■ **REQUIRED ACTION**: Could you copy out every line of the data where the word "your" occurs?

(Dataset rows describing interfaces)
--------

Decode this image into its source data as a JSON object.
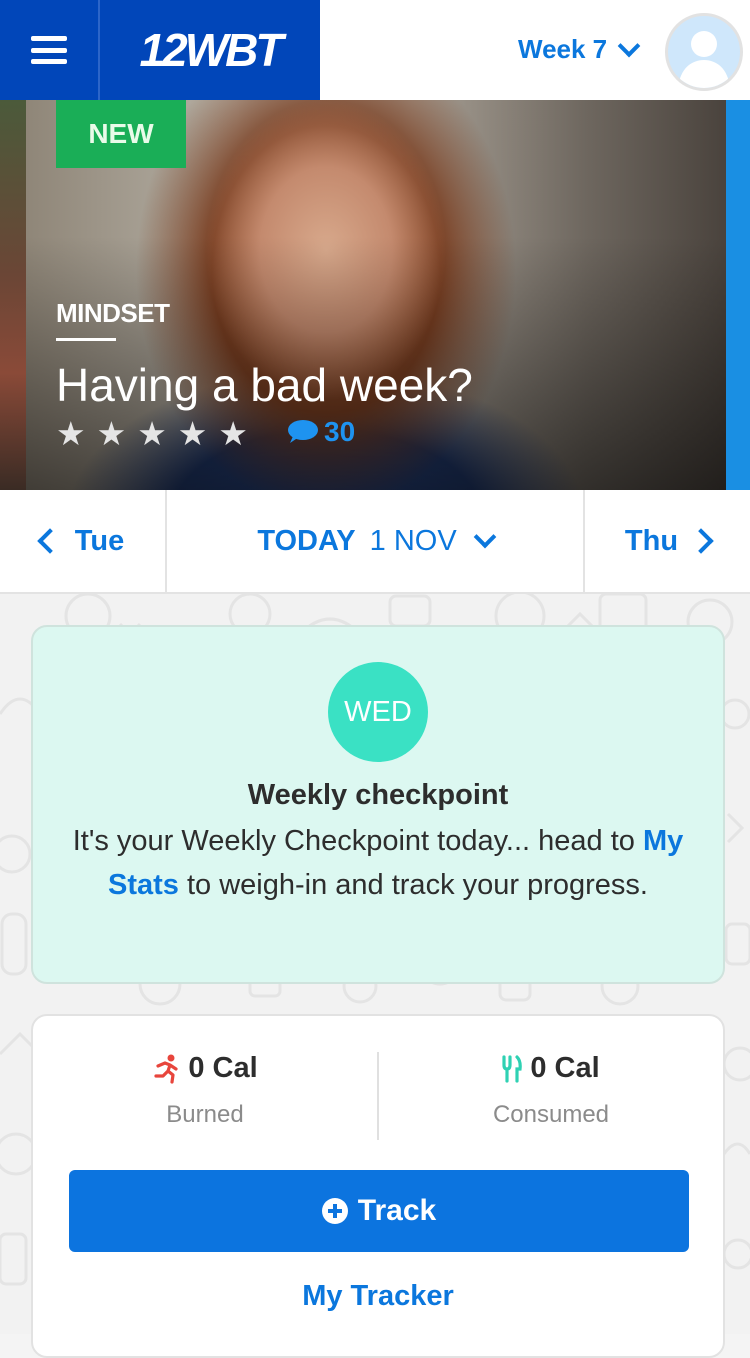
{
  "header": {
    "logo": "12WBT",
    "week_label": "Week 7"
  },
  "hero": {
    "badge": "NEW",
    "category": "MINDSET",
    "title": "Having a bad week?",
    "rating": 5,
    "comment_count": "30"
  },
  "day_nav": {
    "prev_label": "Tue",
    "today_label": "TODAY",
    "today_date": "1 NOV",
    "next_label": "Thu"
  },
  "checkpoint": {
    "day_badge": "WED",
    "title": "Weekly checkpoint",
    "body_before": "It's your Weekly Checkpoint today... head to ",
    "link_text": "My Stats",
    "body_after": " to weigh-in and track your progress."
  },
  "tracker": {
    "burned_value": "0 Cal",
    "burned_label": "Burned",
    "consumed_value": "0 Cal",
    "consumed_label": "Consumed",
    "track_button": "Track",
    "my_tracker_link": "My Tracker"
  },
  "colors": {
    "brand_blue": "#0146b9",
    "accent_blue": "#0b77dd",
    "new_green": "#1aae57",
    "wed_teal": "#3ae1c4",
    "card_mint": "#dcf8f1",
    "burn_red": "#e8453c",
    "consume_teal": "#2fd1b3"
  },
  "icons": {
    "menu": "hamburger-icon",
    "week_dropdown": "chevron-down-icon",
    "avatar": "user-avatar-icon",
    "star": "star-icon",
    "comments": "speech-bubble-icon",
    "prev": "chevron-left-icon",
    "next": "chevron-right-icon",
    "burned": "running-person-icon",
    "consumed": "fork-knife-icon",
    "track": "plus-circle-icon"
  }
}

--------

■ **RESPONSE BELOW**:
    "body_before": "It's your Weekly Checkpoint today... head to ",
    "body_after": " to weigh-in and track your progress."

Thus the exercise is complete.